After the U.S. Senate approved its version of a new Farm Bill last month, the U.S. House—for the second year in a row—became embroiled in debate over how to best shrink the swelling rolls of food stamp recipients and cut program costs.
Farm policies in limbo
Meanwhile, negotiations on the Farm Bill continue, and hanging in the balance are other policies that affect Kansas farmers.
Direct farm programs make up about a quarter of the $500 billion Farm Bill, including those dealing with crop insurance, farm subsidies and conservation.
So long as the Farm Bill remains in political limbo, fears persist over what a failure to renew it might mean, said Terry Holdren, general counsel and chief executive designee of the Kansas Farm Bureau.
“You may recall last winter when the original (Farm Bill) legislation was set to expire, there were rumors and lots of talk about dramatically escalating milk prices and other food price increases because of the expiration of some of the programs in the farm bill,” Holdren said.
“Congress took action at the very last minute and extended the Farm Bill to Sept. 30 (2013),” he added. “Now, that’s the end-of-the-day deadline. If we don’t get it done before then, there’s every likelihood that those same sorts of fears and possible scenarios will play out at the end of September this year.”
Holdren said he was fairly confident that some version of a Farm Bill will be passed before the deadline, but that he was disturbed that the impasse has meanwhile left farmers unable to plan well
“Our farmers and ranchers in Kansas—and across the nation—they are small business owners by and large,” he said. “They need some level of certainty in the policies and rules of the game from government. Folks are leery of expanding their operation or buying new equipment or buying new land when they don’t know what the policy is.

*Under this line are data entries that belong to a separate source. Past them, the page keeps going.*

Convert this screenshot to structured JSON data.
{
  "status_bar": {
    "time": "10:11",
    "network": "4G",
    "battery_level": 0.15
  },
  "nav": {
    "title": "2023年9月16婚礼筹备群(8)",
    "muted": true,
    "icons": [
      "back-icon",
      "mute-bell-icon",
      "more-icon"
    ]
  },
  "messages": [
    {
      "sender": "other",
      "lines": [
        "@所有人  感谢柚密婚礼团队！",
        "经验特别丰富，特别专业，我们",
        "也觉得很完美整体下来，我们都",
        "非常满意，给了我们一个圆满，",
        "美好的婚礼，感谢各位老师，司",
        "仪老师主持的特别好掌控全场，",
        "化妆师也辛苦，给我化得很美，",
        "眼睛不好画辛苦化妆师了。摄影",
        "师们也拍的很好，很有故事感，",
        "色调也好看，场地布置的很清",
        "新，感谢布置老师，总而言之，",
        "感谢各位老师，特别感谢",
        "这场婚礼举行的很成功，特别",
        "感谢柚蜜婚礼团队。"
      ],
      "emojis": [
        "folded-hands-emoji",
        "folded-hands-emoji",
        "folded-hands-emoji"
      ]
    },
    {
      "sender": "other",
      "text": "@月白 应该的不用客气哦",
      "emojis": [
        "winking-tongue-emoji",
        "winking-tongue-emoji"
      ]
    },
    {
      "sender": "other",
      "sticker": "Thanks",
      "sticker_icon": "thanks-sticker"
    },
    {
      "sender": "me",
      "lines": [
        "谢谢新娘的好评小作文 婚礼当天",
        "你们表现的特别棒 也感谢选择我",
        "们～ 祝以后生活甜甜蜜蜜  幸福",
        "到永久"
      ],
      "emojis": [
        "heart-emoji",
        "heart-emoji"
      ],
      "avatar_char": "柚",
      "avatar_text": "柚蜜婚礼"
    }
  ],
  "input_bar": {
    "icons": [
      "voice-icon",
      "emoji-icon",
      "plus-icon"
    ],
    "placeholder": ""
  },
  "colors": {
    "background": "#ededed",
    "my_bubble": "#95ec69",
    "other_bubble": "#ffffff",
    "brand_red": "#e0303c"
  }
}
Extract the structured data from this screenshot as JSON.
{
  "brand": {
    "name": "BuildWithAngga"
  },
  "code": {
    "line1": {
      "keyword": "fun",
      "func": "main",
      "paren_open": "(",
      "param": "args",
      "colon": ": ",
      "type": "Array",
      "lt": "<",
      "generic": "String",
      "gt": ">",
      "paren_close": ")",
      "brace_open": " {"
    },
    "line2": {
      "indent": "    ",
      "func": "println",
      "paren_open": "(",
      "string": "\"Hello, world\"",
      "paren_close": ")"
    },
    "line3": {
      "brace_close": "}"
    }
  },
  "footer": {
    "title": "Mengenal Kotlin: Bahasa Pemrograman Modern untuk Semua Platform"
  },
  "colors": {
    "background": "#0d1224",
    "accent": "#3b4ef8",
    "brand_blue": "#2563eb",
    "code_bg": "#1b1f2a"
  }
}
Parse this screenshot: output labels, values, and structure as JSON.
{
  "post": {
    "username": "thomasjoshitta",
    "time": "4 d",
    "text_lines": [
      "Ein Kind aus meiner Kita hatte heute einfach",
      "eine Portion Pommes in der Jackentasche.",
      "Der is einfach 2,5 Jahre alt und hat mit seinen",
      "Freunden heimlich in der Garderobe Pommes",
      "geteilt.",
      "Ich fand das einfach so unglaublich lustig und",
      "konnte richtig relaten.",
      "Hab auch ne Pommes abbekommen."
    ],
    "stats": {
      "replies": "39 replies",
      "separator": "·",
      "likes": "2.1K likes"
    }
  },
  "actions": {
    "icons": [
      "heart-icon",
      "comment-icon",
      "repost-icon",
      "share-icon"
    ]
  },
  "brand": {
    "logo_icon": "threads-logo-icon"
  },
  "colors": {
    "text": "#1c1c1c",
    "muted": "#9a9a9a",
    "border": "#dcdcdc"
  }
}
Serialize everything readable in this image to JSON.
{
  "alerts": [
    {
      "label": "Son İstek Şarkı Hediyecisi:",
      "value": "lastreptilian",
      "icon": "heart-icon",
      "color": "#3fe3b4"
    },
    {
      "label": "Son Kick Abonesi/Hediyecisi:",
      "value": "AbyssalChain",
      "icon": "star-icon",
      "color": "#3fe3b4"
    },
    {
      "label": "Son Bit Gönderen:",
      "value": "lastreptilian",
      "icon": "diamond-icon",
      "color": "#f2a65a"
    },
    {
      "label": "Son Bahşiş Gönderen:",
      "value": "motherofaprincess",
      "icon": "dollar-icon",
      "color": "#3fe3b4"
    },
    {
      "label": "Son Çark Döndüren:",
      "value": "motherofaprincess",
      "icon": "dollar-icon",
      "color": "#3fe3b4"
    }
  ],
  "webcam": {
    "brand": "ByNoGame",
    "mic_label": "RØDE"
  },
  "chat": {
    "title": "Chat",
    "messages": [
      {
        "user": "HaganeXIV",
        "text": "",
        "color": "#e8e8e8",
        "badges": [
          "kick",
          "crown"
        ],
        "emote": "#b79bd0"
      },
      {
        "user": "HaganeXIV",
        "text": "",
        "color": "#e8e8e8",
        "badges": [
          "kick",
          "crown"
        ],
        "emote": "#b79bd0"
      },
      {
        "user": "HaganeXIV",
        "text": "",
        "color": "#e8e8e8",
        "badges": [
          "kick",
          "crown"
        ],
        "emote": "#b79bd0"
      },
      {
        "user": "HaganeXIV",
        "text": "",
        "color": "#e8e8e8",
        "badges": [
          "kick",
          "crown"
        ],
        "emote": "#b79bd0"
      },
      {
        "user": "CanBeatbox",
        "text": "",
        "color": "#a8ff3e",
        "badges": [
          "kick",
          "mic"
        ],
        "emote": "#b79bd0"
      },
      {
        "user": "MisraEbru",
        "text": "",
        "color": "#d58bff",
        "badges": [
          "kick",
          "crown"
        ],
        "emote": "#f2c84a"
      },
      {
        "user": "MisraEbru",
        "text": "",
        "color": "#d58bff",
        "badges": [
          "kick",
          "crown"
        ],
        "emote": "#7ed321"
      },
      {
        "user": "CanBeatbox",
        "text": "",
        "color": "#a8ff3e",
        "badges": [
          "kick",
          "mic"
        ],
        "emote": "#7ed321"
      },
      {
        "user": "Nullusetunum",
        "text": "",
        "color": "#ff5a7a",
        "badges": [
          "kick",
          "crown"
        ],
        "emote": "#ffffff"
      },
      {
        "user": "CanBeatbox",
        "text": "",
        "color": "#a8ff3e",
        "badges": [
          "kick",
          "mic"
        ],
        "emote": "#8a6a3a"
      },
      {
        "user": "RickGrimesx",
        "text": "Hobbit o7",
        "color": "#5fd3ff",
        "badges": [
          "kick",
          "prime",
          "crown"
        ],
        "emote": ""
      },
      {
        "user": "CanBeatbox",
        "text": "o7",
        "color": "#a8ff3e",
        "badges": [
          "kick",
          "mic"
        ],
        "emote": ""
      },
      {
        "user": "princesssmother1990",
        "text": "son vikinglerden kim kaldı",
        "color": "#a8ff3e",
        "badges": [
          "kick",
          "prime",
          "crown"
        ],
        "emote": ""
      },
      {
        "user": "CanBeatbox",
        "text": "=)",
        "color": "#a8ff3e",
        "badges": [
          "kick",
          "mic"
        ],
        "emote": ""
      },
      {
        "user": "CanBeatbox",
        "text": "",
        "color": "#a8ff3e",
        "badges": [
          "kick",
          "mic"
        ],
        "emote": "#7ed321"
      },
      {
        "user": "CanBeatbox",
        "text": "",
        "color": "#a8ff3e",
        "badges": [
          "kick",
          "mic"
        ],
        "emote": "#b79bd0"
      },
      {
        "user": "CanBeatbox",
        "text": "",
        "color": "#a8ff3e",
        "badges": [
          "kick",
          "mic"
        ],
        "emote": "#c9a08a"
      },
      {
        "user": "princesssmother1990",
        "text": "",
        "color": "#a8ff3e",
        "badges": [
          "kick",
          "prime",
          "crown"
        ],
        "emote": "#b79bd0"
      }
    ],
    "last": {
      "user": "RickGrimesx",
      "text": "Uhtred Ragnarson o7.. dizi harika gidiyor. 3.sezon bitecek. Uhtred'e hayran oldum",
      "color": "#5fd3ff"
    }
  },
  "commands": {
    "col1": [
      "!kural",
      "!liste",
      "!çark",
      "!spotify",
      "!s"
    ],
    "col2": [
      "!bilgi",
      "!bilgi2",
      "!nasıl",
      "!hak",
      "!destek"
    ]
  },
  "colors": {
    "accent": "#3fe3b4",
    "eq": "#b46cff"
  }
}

“Businesses aren’t making new investments because they don’t know what the rules are,” he added. “The other thing is: We begin every September or October planting next year’s wheat crop. Not knowing what the rules are related to that crop will impact their ability to make a good decision.”
The KHI News Service is an editorially independent initiative of the Kansas Health Institute and is committed to timely, objective and in-depth coverage of health issues and the policy making environment.
Makeup of SNAP recipients challenges stereotypes
Five years ago, 26.3 million low-income Americans relied on the Supplemental Nutrition Program, or SNAP. Today, enrollment in the food stamp program tops 46.6 million, including about 316,200 Kansans.
In fiscal 2012, the federal government spent more than $450 million in Kansas for the program, more than double the $190 million it spent in fiscal 2007.
Nationally, the cost of the program has more than doubled in five years—from about $33.2 billion in 2007 to more than $78.4 billion in 2012.
The growth is a direct result of the recent recession and therefore the program is doing what it was intended to do: help families in hard times, say those who oppose cuts to SNAP.
Joanna Sebelien of Harvesters Community Food Network, which supplies food banks in 26 Kansas counties, said the recession left about 400,000 Kansans “food insecure.”
“There are stereotypes about who’s getting what and who deserves what,” Sebelien said. “But people can apply for SNAP when they’re out of a job. So in the current economy, when so many people are out of jobs, more and more people became eligible for SNAP.
“We know that 35 percent of the people we serve (at the food banks) are working,” she added. “They are the working poor, and many of them are eligible for SNAP. You are eligible for SNAP if you are at 130 percent of poverty. Many people are at that level and have jobs.”
Of all households receiving SNAP nationally in 2004, 58 percent were working and 82 percent were employed the year before or the year after they received food stamps, according to the Center on Budget and Policy Priorities.
A more recent estimate by SNAP To Health indicates at least 40 percent of current SNAP households have employment income. More than three-quarters of SNAP benefits go to households with children, 16 percent to households with disabled persons and 9 percent to households with senior citizens.